The draft VAWA policy guidance also addresses employment authorization for another category of victims of domestic violence: battered spouses of nonimmigrants admitted under INA § 101(a)(15)(A) (Ambassadors), (E) (iii) (Australian Specialty Occupation Workers), (G) (Foreign Government or International Organization Representatives), or (H (Special Occupation Workers). This guidance, long overdue, is directed at implementing INA § 106, which provides employment authorization to certain nonimmigrants if they demonstrate that during the marriage they (or their children) have been battered or subject to extreme cruelty perpetrated by their spouse. This draft guidance is the first step towards implementing this provision since it was enacted in January 2006.
The draft guidance for this category of EAD beneficiary is detailed in new AFM Chapter 30.13. As proposed, an applicant for this relief must still be maintaining nonimmigrant status, may only receive employment authorization for a period of time equal to the remainder of the applicant's current period of authorized stay, and will not be eligible for any extensions. The guidance also details the required evidence to submit and references a new supplementary Form I-765V that will be used along with the Form I-765 to request employment authorization by this new category of applicants.
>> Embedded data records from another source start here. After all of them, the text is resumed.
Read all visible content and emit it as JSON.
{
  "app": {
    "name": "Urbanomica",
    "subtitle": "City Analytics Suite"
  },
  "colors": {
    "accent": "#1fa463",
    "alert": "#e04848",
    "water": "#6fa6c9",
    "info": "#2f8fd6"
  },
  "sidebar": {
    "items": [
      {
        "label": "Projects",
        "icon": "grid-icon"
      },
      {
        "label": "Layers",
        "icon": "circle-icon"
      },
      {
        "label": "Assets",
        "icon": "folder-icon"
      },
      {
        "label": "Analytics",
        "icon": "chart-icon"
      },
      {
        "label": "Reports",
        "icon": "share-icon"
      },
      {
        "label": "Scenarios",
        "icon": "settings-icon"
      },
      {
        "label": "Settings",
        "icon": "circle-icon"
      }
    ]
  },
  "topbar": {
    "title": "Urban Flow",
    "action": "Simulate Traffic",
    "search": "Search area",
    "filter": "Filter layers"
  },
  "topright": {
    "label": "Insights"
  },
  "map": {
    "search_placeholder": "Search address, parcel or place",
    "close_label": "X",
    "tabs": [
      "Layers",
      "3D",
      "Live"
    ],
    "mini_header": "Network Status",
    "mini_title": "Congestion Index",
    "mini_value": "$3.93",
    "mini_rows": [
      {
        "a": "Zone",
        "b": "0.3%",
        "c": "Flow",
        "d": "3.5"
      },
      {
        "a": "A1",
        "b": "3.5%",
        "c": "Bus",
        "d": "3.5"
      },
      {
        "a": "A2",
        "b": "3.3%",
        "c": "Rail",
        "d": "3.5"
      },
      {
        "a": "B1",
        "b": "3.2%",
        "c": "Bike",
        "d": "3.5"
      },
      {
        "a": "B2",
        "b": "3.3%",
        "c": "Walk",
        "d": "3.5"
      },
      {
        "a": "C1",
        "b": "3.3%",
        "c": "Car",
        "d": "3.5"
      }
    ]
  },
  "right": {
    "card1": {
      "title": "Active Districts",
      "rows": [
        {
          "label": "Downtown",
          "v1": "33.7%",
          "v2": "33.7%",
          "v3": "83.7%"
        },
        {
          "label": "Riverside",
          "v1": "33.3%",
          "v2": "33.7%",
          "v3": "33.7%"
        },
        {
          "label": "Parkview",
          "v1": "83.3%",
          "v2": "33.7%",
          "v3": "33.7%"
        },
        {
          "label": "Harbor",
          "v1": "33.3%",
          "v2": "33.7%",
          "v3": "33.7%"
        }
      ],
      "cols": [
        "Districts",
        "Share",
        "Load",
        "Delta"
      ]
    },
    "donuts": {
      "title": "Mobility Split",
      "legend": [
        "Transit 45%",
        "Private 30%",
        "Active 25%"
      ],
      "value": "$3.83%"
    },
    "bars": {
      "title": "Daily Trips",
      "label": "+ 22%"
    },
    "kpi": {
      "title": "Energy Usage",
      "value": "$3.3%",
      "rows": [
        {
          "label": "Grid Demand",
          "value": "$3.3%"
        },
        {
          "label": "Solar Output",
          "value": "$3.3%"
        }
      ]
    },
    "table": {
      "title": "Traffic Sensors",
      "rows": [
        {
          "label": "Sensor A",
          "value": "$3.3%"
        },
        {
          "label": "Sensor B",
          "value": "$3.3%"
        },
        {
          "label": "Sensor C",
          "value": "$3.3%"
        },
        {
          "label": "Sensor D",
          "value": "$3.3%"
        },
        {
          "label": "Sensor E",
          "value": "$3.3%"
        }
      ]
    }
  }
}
CLINIC's comments to this draft guidance expressed our concern that the imposition of a "maintenance of status" requirement for employment authorization is not supported by the statute, and will in many instances disqualify the very individuals the statute aims to protect. In particular, we noted that INA § 106 does not require that employment authorization be limited to the period of the principal’s authorized stay, nor does it require that the marriage exist at the time of submission or adjudication of an application for employment authorization under this section. Further, such a narrow reading of the statute will undermine its benefits, by linking the validity of the applicant's nonimmigrant status to his or her eligibility for work authorization. For example, if the couple divorces due to the abuse, or if the abuser spouse loses status due to criminal activity related to domestic violence, the victim will no longer have a qualifying derivative nonimmigrant status and will not be eligible for employment authorization under the draft policy. We also noted that if the EAD application is submitted close in time to the expiration of status of the abused spouse, any work authorization period will be too limited to have any meaningful impact on the applicant's ability to seek safety and stability.
Other shortcomings in the draft guidance, as noted in our comments, include lack of an "any credible evidence standard" for proof of eligibility, and confidentiality protections for applicants.
For this reason, our comments included recommendations that the finalized guidance include the same evidentiary standards and confidentiality protections that apply to VAWA self-petitioners.
CLINIC will continue to advocate with USCIS to modify the U age-out and VAWA EAD guidance to respond to our concerns as described above. To this end, please share your experiences with us about representing clients whose cases are impacted by the USCIS guidance on these issues. Your feedback will help us provide concrete examples to USCIS about the effect of current policy and procedure, and support our advocacy for changes in the interim and draft guidance.